**Work instructions:** The whole listing is to be reproduced exactly as given.

--- --- ---

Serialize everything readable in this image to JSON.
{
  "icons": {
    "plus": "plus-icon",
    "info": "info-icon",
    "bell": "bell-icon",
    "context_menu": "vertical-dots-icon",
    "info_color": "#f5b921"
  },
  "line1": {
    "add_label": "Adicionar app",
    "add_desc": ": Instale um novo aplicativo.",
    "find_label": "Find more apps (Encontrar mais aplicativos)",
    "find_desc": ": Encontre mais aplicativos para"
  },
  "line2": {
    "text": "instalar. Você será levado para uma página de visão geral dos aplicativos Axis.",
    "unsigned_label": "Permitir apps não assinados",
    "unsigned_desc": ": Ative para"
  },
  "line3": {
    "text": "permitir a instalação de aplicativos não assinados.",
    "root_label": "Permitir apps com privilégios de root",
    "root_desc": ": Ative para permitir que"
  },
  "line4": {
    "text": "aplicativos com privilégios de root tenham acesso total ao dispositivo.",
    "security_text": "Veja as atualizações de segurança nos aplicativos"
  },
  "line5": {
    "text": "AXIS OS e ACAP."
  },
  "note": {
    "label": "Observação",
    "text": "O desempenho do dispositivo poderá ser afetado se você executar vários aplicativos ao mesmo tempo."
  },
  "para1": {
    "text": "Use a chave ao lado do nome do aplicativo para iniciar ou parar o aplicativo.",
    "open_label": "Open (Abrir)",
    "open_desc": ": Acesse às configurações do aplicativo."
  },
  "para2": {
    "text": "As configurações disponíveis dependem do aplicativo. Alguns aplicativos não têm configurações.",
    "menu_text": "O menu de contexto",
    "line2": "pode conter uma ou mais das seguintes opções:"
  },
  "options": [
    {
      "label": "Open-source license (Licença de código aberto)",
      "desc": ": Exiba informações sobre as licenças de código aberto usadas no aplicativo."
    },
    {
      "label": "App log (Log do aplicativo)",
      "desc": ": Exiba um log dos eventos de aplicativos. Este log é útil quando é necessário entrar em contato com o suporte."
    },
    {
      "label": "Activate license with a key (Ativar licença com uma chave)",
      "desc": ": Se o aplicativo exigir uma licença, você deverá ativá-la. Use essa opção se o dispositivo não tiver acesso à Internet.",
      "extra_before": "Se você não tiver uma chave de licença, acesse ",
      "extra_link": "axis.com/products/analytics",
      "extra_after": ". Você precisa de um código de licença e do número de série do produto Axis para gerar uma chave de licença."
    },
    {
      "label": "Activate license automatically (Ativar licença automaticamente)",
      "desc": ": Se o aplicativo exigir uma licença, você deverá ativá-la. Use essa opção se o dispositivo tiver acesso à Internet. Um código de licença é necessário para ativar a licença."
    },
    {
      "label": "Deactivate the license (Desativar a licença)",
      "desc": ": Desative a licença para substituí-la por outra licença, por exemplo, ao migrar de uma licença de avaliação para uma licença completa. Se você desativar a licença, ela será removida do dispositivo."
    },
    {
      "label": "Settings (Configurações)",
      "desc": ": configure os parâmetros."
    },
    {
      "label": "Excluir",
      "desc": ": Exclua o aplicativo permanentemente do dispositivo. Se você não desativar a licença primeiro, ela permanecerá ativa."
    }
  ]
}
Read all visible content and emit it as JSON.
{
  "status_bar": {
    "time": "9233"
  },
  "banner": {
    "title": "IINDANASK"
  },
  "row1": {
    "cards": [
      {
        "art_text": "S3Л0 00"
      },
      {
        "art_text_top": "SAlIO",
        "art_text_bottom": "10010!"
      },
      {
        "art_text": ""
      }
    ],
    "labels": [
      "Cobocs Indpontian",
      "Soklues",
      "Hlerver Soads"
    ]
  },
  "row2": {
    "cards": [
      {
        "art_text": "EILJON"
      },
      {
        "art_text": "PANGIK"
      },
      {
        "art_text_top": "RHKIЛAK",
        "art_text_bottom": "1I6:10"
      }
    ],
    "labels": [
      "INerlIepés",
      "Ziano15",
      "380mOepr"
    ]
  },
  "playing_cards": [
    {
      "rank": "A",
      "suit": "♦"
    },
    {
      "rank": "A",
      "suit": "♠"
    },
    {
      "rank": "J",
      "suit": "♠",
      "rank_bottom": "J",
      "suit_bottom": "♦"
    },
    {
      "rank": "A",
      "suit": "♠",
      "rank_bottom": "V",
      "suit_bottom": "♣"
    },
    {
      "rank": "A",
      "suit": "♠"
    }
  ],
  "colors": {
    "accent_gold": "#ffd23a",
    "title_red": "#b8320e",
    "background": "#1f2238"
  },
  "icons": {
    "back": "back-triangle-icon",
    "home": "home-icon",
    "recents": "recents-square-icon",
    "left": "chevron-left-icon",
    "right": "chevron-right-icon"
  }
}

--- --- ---

**Your solution:**
Serialize everything readable in this image to JSON.
{
  "icons": {
    "plus": "plus-icon",
    "info": "info-icon",
    "bell": "bell-icon",
    "context_menu": "vertical-dots-icon",
    "info_color": "#f5b921"
  },
  "line1": {
    "add_label": "Adicionar app",
    "add_desc": ": Instale um novo aplicativo.",
    "find_label": "Find more apps (Encontrar mais aplicativos)",
    "find_desc": ": Encontre mais aplicativos para"
  },
  "line2": {
    "text": "instalar. Você será levado para uma página de visão geral dos aplicativos Axis.",
    "unsigned_label": "Permitir apps não assinados",
    "unsigned_desc": ": Ative para"
  },
  "line3": {
    "text": "permitir a instalação de aplicativos não assinados.",
    "root_label": "Permitir apps com privilégios de root",
    "root_desc": ": Ative para permitir que"
  },
  "line4": {
    "text": "aplicativos com privilégios de root tenham acesso total ao dispositivo.",
    "security_text": "Veja as atualizações de segurança nos aplicativos"
  },
  "line5": {
    "text": "AXIS OS e ACAP."
  },
  "note": {
    "label": "Observação",
    "text": "O desempenho do dispositivo poderá ser afetado se você executar vários aplicativos ao mesmo tempo."
  },
  "para1": {
    "text": "Use a chave ao lado do nome do aplicativo para iniciar ou parar o aplicativo.",
    "open_label": "Open (Abrir)",
    "open_desc": ": Acesse às configurações do aplicativo."
  },
  "para2": {
    "text": "As configurações disponíveis dependem do aplicativo. Alguns aplicativos não têm configurações.",
    "menu_text": "O menu de contexto",
    "line2": "pode conter uma ou mais das seguintes opções:"
  },
  "options": [
    {
      "label": "Open-source license (Licença de código aberto)",
      "desc": ": Exiba informações sobre as licenças de código aberto usadas no aplicativo."
    },
    {
      "label": "App log (Log do aplicativo)",
      "desc": ": Exiba um log dos eventos de aplicativos. Este log é útil quando é necessário entrar em contato com o suporte."
    },
    {
      "label": "Activate license with a key (Ativar licença com uma chave)",
      "desc": ": Se o aplicativo exigir uma licença, você deverá ativá-la. Use essa opção se o dispositivo não tiver acesso à Internet.",
      "extra_before": "Se você não tiver uma chave de licença, acesse ",
      "extra_link": "axis.com/products/analytics",
      "extra_after": ". Você precisa de um código de licença e do número de série do produto Axis para gerar uma chave de licença."
    },
    {
      "label": "Activate license automatically (Ativar licença automaticamente)",
      "desc": ": Se o aplicativo exigir uma licença, você deverá ativá-la. Use essa opção se o dispositivo tiver acesso à Internet. Um código de licença é necessário para ativar a licença."
    },
    {
      "label": "Deactivate the license (Desativar a licença)",
      "desc": ": Desative a licença para substituí-la por outra licença, por exemplo, ao migrar de uma licença de avaliação para uma licença completa. Se você desativar a licença, ela será removida do dispositivo."
    },
    {
      "label": "Settings (Configurações)",
      "desc": ": configure os parâmetros."
    },
    {
      "label": "Excluir",
      "desc": ": Exclua o aplicativo permanentemente do dispositivo. Se você não desativar a licença primeiro, ela permanecerá ativa."
    }
  ]
}
Read all visible content and emit it as JSON.
{
  "status_bar": {
    "time": "9233"
  },
  "banner": {
    "title": "IINDANASK"
  },
  "row1": {
    "cards": [
      {
        "art_text": "S3Л0 00"
      },
      {
        "art_text_top": "SAlIO",
        "art_text_bottom": "10010!"
      },
      {
        "art_text": ""
      }
    ],
    "labels": [
      "Cobocs Indpontian",
      "Soklues",
      "Hlerver Soads"
    ]
  },
  "row2": {
    "cards": [
      {
        "art_text": "EILJON"
      },
      {
        "art_text": "PANGIK"
      },
      {
        "art_text_top": "RHKIЛAK",
        "art_text_bottom": "1I6:10"
      }
    ],
    "labels": [
      "INerlIepés",
      "Ziano15",
      "380mOepr"
    ]
  },
  "playing_cards": [
    {
      "rank": "A",
      "suit": "♦"
    },
    {
      "rank": "A",
      "suit": "♠"
    },
    {
      "rank": "J",
      "suit": "♠",
      "rank_bottom": "J",
      "suit_bottom": "♦"
    },
    {
      "rank": "A",
      "suit": "♠",
      "rank_bottom": "V",
      "suit_bottom": "♣"
    },
    {
      "rank": "A",
      "suit": "♠"
    }
  ],
  "colors": {
    "accent_gold": "#ffd23a",
    "title_red": "#b8320e",
    "background": "#1f2238"
  },
  "icons": {
    "back": "back-triangle-icon",
    "home": "home-icon",
    "recents": "recents-square-icon",
    "left": "chevron-left-icon",
    "right": "chevron-right-icon"
  }
}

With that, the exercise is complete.